Nelson said he believes it is a violation of professional ethics for a professor to decline to write a letter for a student on the basis of politics. A faculty member has the right not to write a recommendation, but not based on political objections to the university or nation in which the student is interested in studying, or the student’s own politics, Nelson argued.
Max Samarov, the executive director of research and campus strategy for StandWithUs, a pro-Israel organization, accused the professor of dereliction of duty. StandWithUs opposes the spread of the boycott, divestment and sanctions movement against Israel on campuses and views BDS as an "expression of the new anti-Semitism that targets the Jewish state instead of Jewish people."
"This professor's job is to help students educate themselves about the world. Refusing to do his job simply because it conflicts with his personal politics is reprehensible. The fact that he did this in service of a discriminatory agenda like BDS only makes it worse," Samarov said.
Reflecting a different view, David Klein, a professor of mathematics at California State University, Northridge, and a member of the organizing collective of the U.S. Campaign for the Academic and Cultural Boycott of Israel, argued it was the professor’s prerogative not to write the letter. Klein, who opposes study abroad programming in Israel, said he agreed with Cheney-Lippold's decision.
"First of all, a professor has a right to decline a request to write a letter of recommendation under any circumstances: that’s a choice a professor makes about a student and a goal. In this case I think it’s the ethical thing to do. The study abroad program for Israel is really a propaganda program to legitimize the apartheid system in Israel and I think it’s proper for a professor to object to participate in that," Klein said.
Asked whether a professor’s political views can constitute valid reasons not to write a recommendation, Klein said, “I think that’s a complicated question, because politics is a very broad category. But within politics there are ethical principles, too. Antiracism is a political position, and I think antiracism is a legitimate political position to invoke in situations like this, whereas other more superficial political considerations like Republican versus Democrat would not be appropriate.”
"Study abroad programs in Israel are not open to all U.S. students," said Cynthia Franklin, another member of USACBI's organizing collective and a professor of English at the University of Hawaii. "Israel can and does deny entry to diasporic Palestinian students, as well as to non-Palestinian Muslims and Arabs. Palestinian students are not free to travel in or out of the country to pursue their educational goals."
"Israel's antiboycott laws also mean that they can bar entry to any students who are known for their work supporting the BDS movement," Franklin said.

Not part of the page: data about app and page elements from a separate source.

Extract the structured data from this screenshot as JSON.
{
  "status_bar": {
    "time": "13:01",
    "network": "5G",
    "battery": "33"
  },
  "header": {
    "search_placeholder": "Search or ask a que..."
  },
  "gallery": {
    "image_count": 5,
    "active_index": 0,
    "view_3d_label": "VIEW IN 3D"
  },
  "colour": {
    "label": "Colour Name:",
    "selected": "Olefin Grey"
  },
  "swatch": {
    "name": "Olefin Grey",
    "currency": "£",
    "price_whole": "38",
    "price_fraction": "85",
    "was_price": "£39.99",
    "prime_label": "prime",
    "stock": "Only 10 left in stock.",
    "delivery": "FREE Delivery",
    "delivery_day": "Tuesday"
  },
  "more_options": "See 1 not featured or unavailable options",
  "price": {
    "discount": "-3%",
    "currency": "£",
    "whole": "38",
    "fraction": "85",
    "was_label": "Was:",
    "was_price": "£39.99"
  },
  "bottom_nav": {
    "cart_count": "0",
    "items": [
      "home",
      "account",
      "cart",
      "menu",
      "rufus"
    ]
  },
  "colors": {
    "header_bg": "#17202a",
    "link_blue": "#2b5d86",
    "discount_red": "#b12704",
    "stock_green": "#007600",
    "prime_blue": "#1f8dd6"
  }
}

"As a supporter of the academic boycott, like John Cheney-Lippold, I would decline to write a letter of recommendation for a student applying to a study abroad program in Israel. I could not write such a letter in good conscience, as that would mean that I would be supporting and legitimating an academic program that is discriminatory. This student would, of course, be free to ask for a letter of recommendation from another faculty member."
Cheney-Lippold said he was uncomfortable with the focus being on him and the decision of whether or not to write a recommendation rather than the conditions he sought to draw attention to. "I never wanted to be the story," he said. "I want to be able to use the tactic of a boycott to highlight the apartheid system, to highlight the discrimination that’s happening, to put the spotlight not on a single professor at the University of Michigan, but why might a professor have done this.”

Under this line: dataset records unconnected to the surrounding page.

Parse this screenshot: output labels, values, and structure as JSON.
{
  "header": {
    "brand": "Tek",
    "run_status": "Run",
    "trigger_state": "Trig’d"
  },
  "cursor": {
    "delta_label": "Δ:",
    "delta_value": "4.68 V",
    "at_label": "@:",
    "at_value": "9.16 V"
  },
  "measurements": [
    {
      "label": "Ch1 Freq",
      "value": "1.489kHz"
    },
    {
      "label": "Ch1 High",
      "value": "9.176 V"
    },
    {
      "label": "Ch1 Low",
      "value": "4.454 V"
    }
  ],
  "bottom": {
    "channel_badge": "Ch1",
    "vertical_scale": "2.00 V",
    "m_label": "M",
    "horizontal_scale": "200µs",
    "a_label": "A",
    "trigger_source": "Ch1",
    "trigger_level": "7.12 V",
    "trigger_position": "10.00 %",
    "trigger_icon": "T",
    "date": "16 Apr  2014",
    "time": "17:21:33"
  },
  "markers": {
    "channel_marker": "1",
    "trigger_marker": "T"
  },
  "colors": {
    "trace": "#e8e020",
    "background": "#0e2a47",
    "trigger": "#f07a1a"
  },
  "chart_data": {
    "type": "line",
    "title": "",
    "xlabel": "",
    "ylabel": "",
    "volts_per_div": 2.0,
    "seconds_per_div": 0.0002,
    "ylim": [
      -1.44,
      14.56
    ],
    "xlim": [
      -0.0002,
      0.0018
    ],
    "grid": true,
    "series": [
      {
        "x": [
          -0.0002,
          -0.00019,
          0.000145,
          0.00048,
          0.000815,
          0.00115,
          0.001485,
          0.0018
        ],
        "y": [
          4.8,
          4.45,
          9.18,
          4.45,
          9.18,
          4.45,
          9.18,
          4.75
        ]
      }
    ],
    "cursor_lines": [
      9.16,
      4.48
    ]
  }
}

He said he has not heard from the student since he sent the email Sept. 5.